**What to work on**
Copy out each record that follows exactly, and omit any picture you find.

**Available records**

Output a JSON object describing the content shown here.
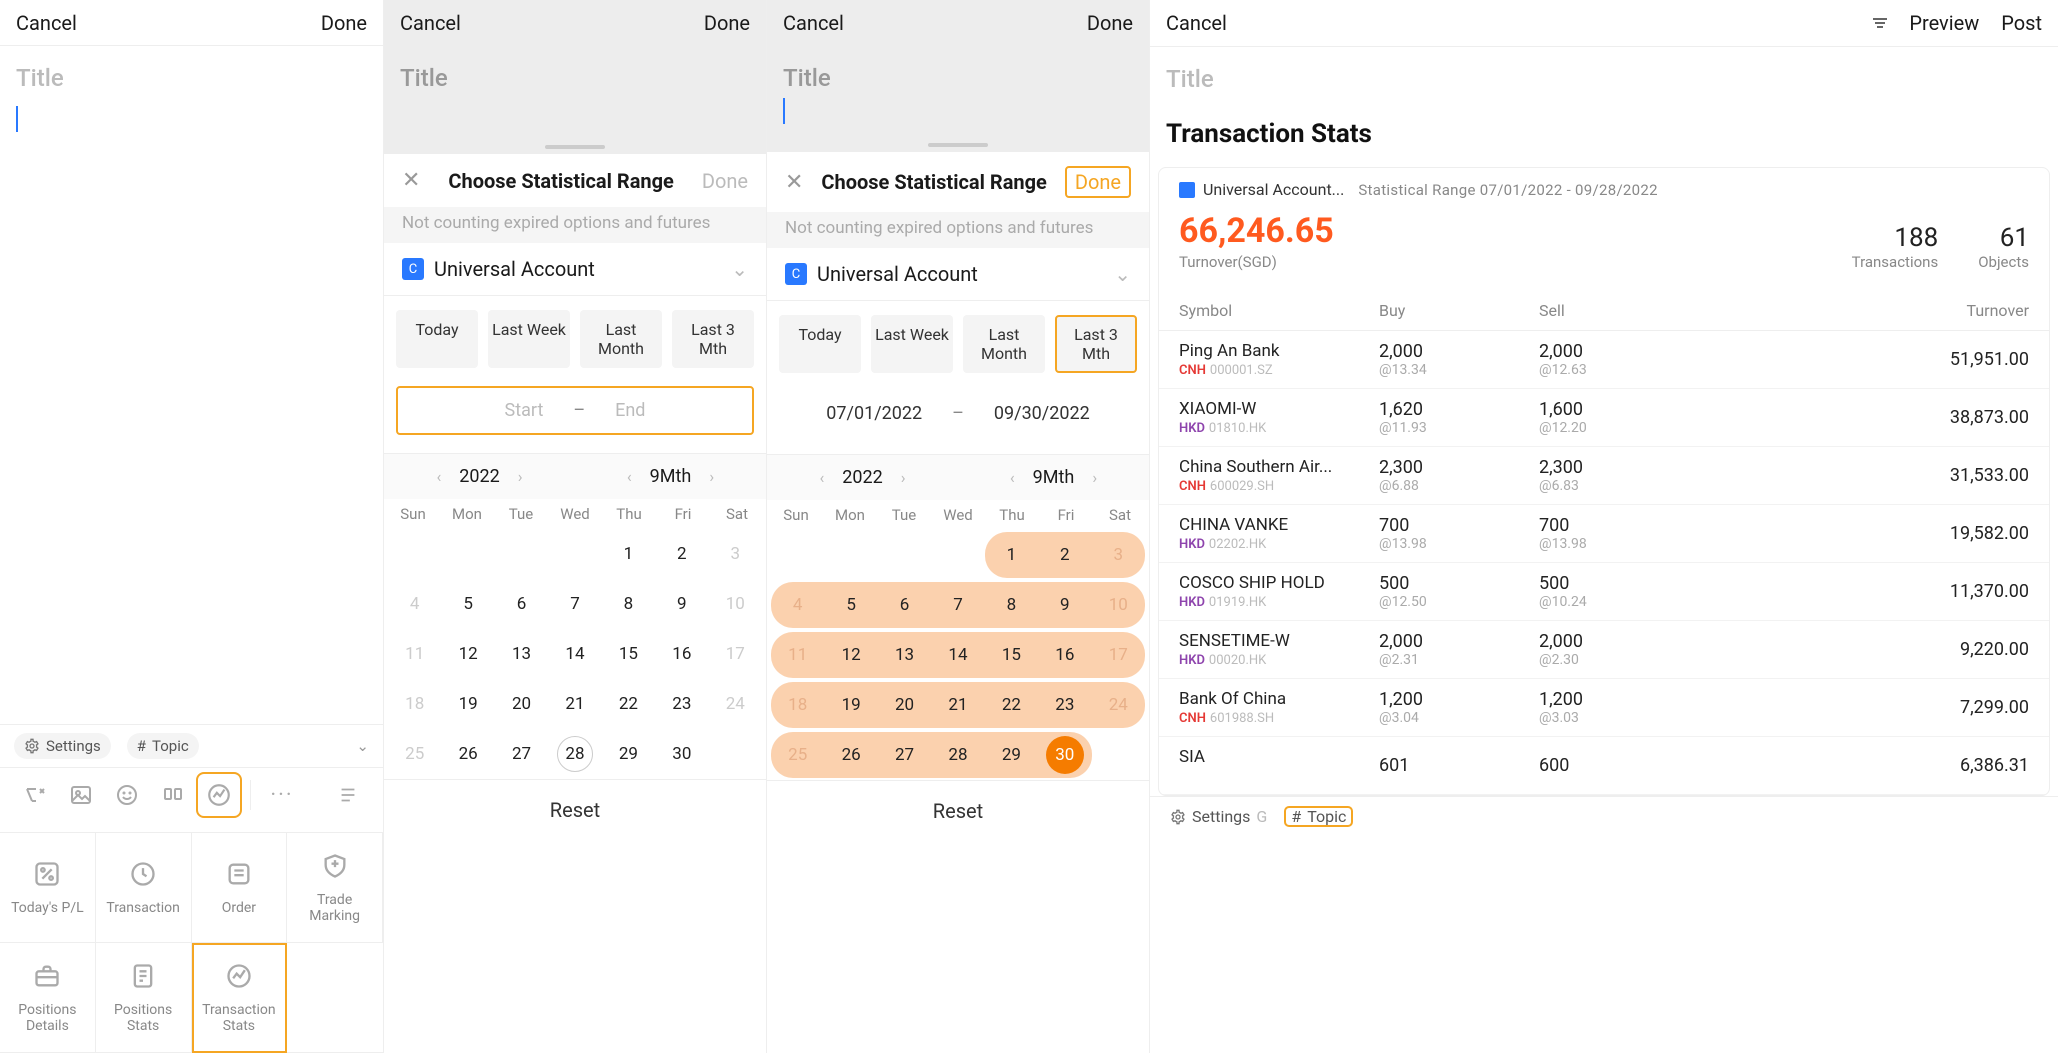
{
  "common": {
    "cancel": "Cancel",
    "done": "Done",
    "title_ph": "Title",
    "reset": "Reset",
    "preview": "Preview",
    "post": "Post",
    "settings_label": "Settings",
    "topic_label": "Topic"
  },
  "stat_panel": {
    "title": "Choose Statistical Range",
    "note": "Not counting expired options and futures",
    "account": "Universal Account",
    "presets": [
      "Today",
      "Last Week",
      "Last Month",
      "Last 3 Mth"
    ],
    "start_ph": "Start",
    "end_ph": "End",
    "start_val": "07/01/2022",
    "end_val": "09/30/2022",
    "year": "2022",
    "month": "9Mth",
    "dow": [
      "Sun",
      "Mon",
      "Tue",
      "Wed",
      "Thu",
      "Fri",
      "Sat"
    ]
  },
  "calendar": {
    "weeks": [
      [
        "",
        "",
        "",
        "",
        "1",
        "2",
        "3"
      ],
      [
        "4",
        "5",
        "6",
        "7",
        "8",
        "9",
        "10"
      ],
      [
        "11",
        "12",
        "13",
        "14",
        "15",
        "16",
        "17"
      ],
      [
        "18",
        "19",
        "20",
        "21",
        "22",
        "23",
        "24"
      ],
      [
        "25",
        "26",
        "27",
        "28",
        "29",
        "30",
        ""
      ]
    ],
    "dim_days": [
      "3",
      "10",
      "17",
      "24"
    ],
    "left_col_dim": [
      "4",
      "11",
      "18",
      "25"
    ],
    "today": "28"
  },
  "editor_tiles": {
    "row1": [
      "Today's P/L",
      "Transaction",
      "Order",
      "Trade Marking"
    ],
    "row2": [
      "Positions Details",
      "Positions Stats",
      "Transaction Stats"
    ]
  },
  "stats": {
    "heading": "Transaction Stats",
    "account_short": "Universal Account...",
    "range_label": "Statistical Range 07/01/2022 - 09/28/2022",
    "turnover": "66,246.65",
    "turnover_lbl": "Turnover(SGD)",
    "transactions": "188",
    "transactions_lbl": "Transactions",
    "objects": "61",
    "objects_lbl": "Objects",
    "cols": {
      "symbol": "Symbol",
      "buy": "Buy",
      "sell": "Sell",
      "turnover": "Turnover"
    },
    "rows": [
      {
        "name": "Ping An Bank",
        "cur": "CNH",
        "sid": "000001.SZ",
        "buy_q": "2,000",
        "buy_p": "@13.34",
        "sell_q": "2,000",
        "sell_p": "@12.63",
        "turn": "51,951.00"
      },
      {
        "name": "XIAOMI-W",
        "cur": "HKD",
        "sid": "01810.HK",
        "buy_q": "1,620",
        "buy_p": "@11.93",
        "sell_q": "1,600",
        "sell_p": "@12.20",
        "turn": "38,873.00"
      },
      {
        "name": "China Southern Air...",
        "cur": "CNH",
        "sid": "600029.SH",
        "buy_q": "2,300",
        "buy_p": "@6.88",
        "sell_q": "2,300",
        "sell_p": "@6.83",
        "turn": "31,533.00"
      },
      {
        "name": "CHINA VANKE",
        "cur": "HKD",
        "sid": "02202.HK",
        "buy_q": "700",
        "buy_p": "@13.98",
        "sell_q": "700",
        "sell_p": "@13.98",
        "turn": "19,582.00"
      },
      {
        "name": "COSCO SHIP HOLD",
        "cur": "HKD",
        "sid": "01919.HK",
        "buy_q": "500",
        "buy_p": "@12.50",
        "sell_q": "500",
        "sell_p": "@10.24",
        "turn": "11,370.00"
      },
      {
        "name": "SENSETIME-W",
        "cur": "HKD",
        "sid": "00020.HK",
        "buy_q": "2,000",
        "buy_p": "@2.31",
        "sell_q": "2,000",
        "sell_p": "@2.30",
        "turn": "9,220.00"
      },
      {
        "name": "Bank Of China",
        "cur": "CNH",
        "sid": "601988.SH",
        "buy_q": "1,200",
        "buy_p": "@3.04",
        "sell_q": "1,200",
        "sell_p": "@3.03",
        "turn": "7,299.00"
      },
      {
        "name": "SIA",
        "cur": "",
        "sid": "",
        "buy_q": "601",
        "buy_p": "",
        "sell_q": "600",
        "sell_p": "",
        "turn": "6,386.31"
      }
    ]
  }
}
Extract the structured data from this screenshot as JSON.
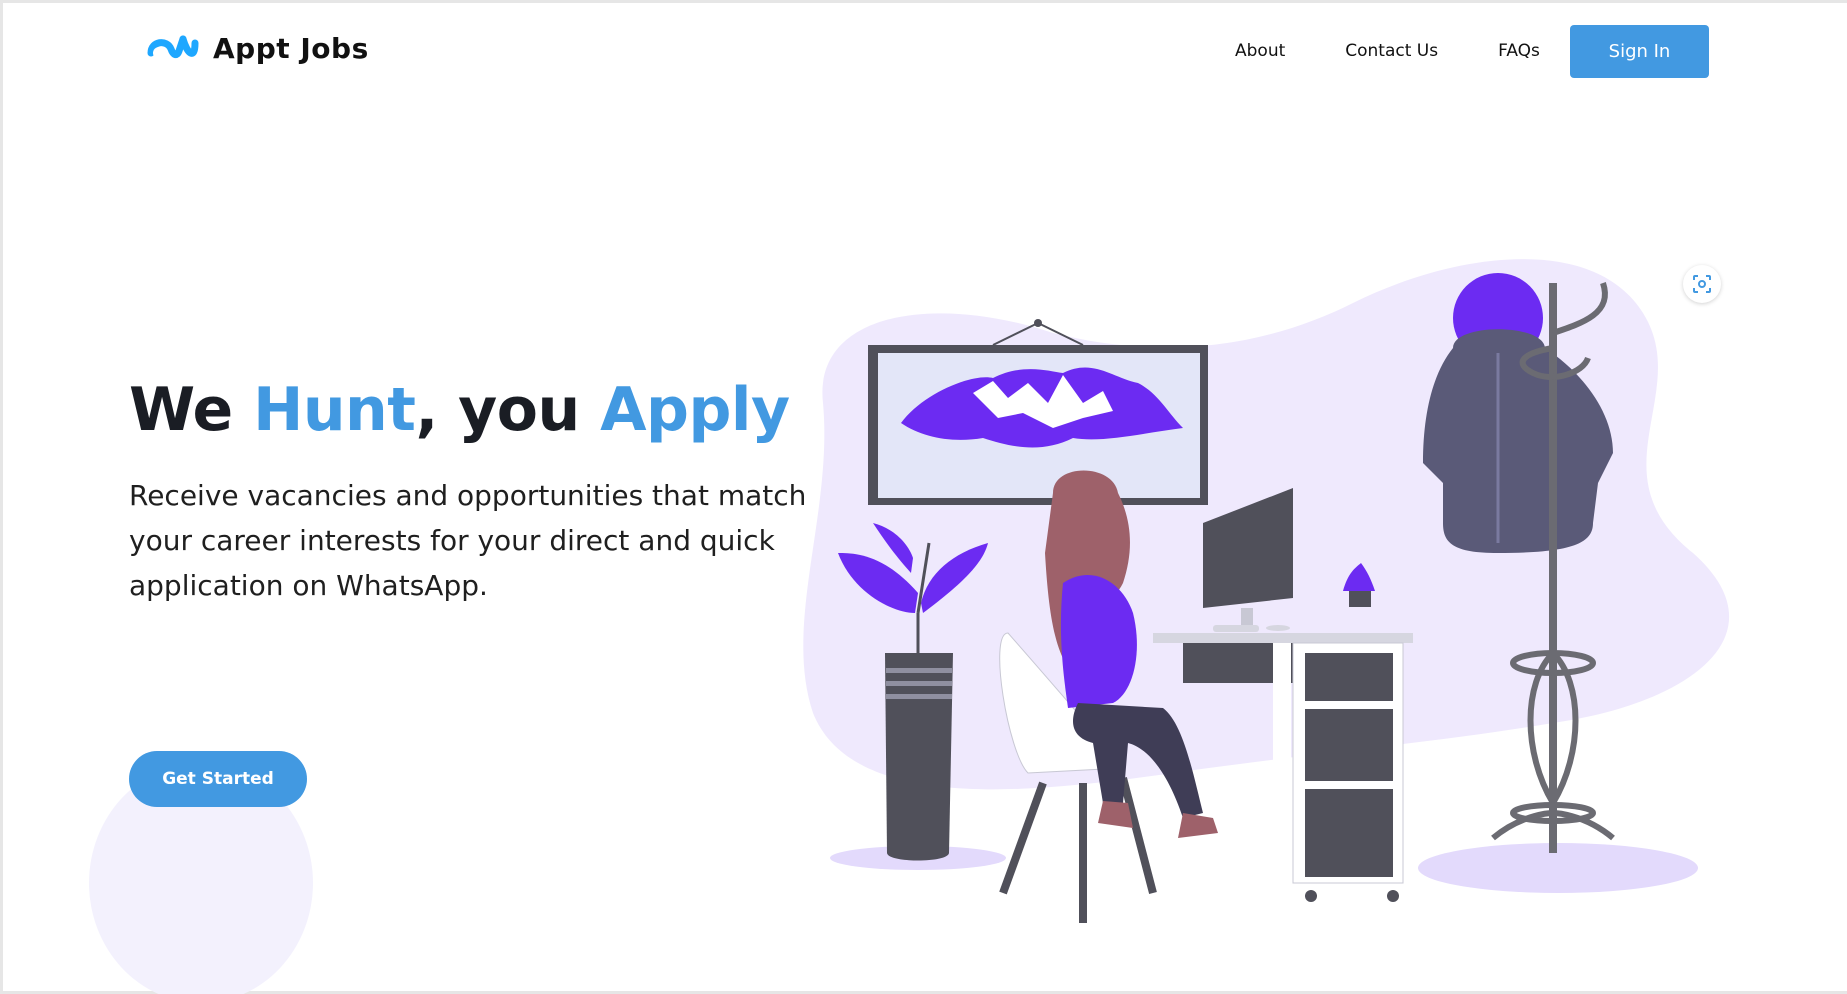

**Solution to the exercise**
Output a JSON object describing the content shown here.
{
  "common": {
    "cancel": "Cancel",
    "done": "Done",
    "title_ph": "Title",
    "reset": "Reset",
    "preview": "Preview",
    "post": "Post",
    "settings_label": "Settings",
    "topic_label": "Topic"
  },
  "stat_panel": {
    "title": "Choose Statistical Range",
    "note": "Not counting expired options and futures",
    "account": "Universal Account",
    "presets": [
      "Today",
      "Last Week",
      "Last Month",
      "Last 3 Mth"
    ],
    "start_ph": "Start",
    "end_ph": "End",
    "start_val": "07/01/2022",
    "end_val": "09/30/2022",
    "year": "2022",
    "month": "9Mth",
    "dow": [
      "Sun",
      "Mon",
      "Tue",
      "Wed",
      "Thu",
      "Fri",
      "Sat"
    ]
  },
  "calendar": {
    "weeks": [
      [
        "",
        "",
        "",
        "",
        "1",
        "2",
        "3"
      ],
      [
        "4",
        "5",
        "6",
        "7",
        "8",
        "9",
        "10"
      ],
      [
        "11",
        "12",
        "13",
        "14",
        "15",
        "16",
        "17"
      ],
      [
        "18",
        "19",
        "20",
        "21",
        "22",
        "23",
        "24"
      ],
      [
        "25",
        "26",
        "27",
        "28",
        "29",
        "30",
        ""
      ]
    ],
    "dim_days": [
      "3",
      "10",
      "17",
      "24"
    ],
    "left_col_dim": [
      "4",
      "11",
      "18",
      "25"
    ],
    "today": "28"
  },
  "editor_tiles": {
    "row1": [
      "Today's P/L",
      "Transaction",
      "Order",
      "Trade Marking"
    ],
    "row2": [
      "Positions Details",
      "Positions Stats",
      "Transaction Stats"
    ]
  },
  "stats": {
    "heading": "Transaction Stats",
    "account_short": "Universal Account...",
    "range_label": "Statistical Range 07/01/2022 - 09/28/2022",
    "turnover": "66,246.65",
    "turnover_lbl": "Turnover(SGD)",
    "transactions": "188",
    "transactions_lbl": "Transactions",
    "objects": "61",
    "objects_lbl": "Objects",
    "cols": {
      "symbol": "Symbol",
      "buy": "Buy",
      "sell": "Sell",
      "turnover": "Turnover"
    },
    "rows": [
      {
        "name": "Ping An Bank",
        "cur": "CNH",
        "sid": "000001.SZ",
        "buy_q": "2,000",
        "buy_p": "@13.34",
        "sell_q": "2,000",
        "sell_p": "@12.63",
        "turn": "51,951.00"
      },
      {
        "name": "XIAOMI-W",
        "cur": "HKD",
        "sid": "01810.HK",
        "buy_q": "1,620",
        "buy_p": "@11.93",
        "sell_q": "1,600",
        "sell_p": "@12.20",
        "turn": "38,873.00"
      },
      {
        "name": "China Southern Air...",
        "cur": "CNH",
        "sid": "600029.SH",
        "buy_q": "2,300",
        "buy_p": "@6.88",
        "sell_q": "2,300",
        "sell_p": "@6.83",
        "turn": "31,533.00"
      },
      {
        "name": "CHINA VANKE",
        "cur": "HKD",
        "sid": "02202.HK",
        "buy_q": "700",
        "buy_p": "@13.98",
        "sell_q": "700",
        "sell_p": "@13.98",
        "turn": "19,582.00"
      },
      {
        "name": "COSCO SHIP HOLD",
        "cur": "HKD",
        "sid": "01919.HK",
        "buy_q": "500",
        "buy_p": "@12.50",
        "sell_q": "500",
        "sell_p": "@10.24",
        "turn": "11,370.00"
      },
      {
        "name": "SENSETIME-W",
        "cur": "HKD",
        "sid": "00020.HK",
        "buy_q": "2,000",
        "buy_p": "@2.31",
        "sell_q": "2,000",
        "sell_p": "@2.30",
        "turn": "9,220.00"
      },
      {
        "name": "Bank Of China",
        "cur": "CNH",
        "sid": "601988.SH",
        "buy_q": "1,200",
        "buy_p": "@3.04",
        "sell_q": "1,200",
        "sell_p": "@3.03",
        "turn": "7,299.00"
      },
      {
        "name": "SIA",
        "cur": "",
        "sid": "",
        "buy_q": "601",
        "buy_p": "",
        "sell_q": "600",
        "sell_p": "",
        "turn": "6,386.31"
      }
    ]
  }
}
Extract the structured data from this screenshot as JSON.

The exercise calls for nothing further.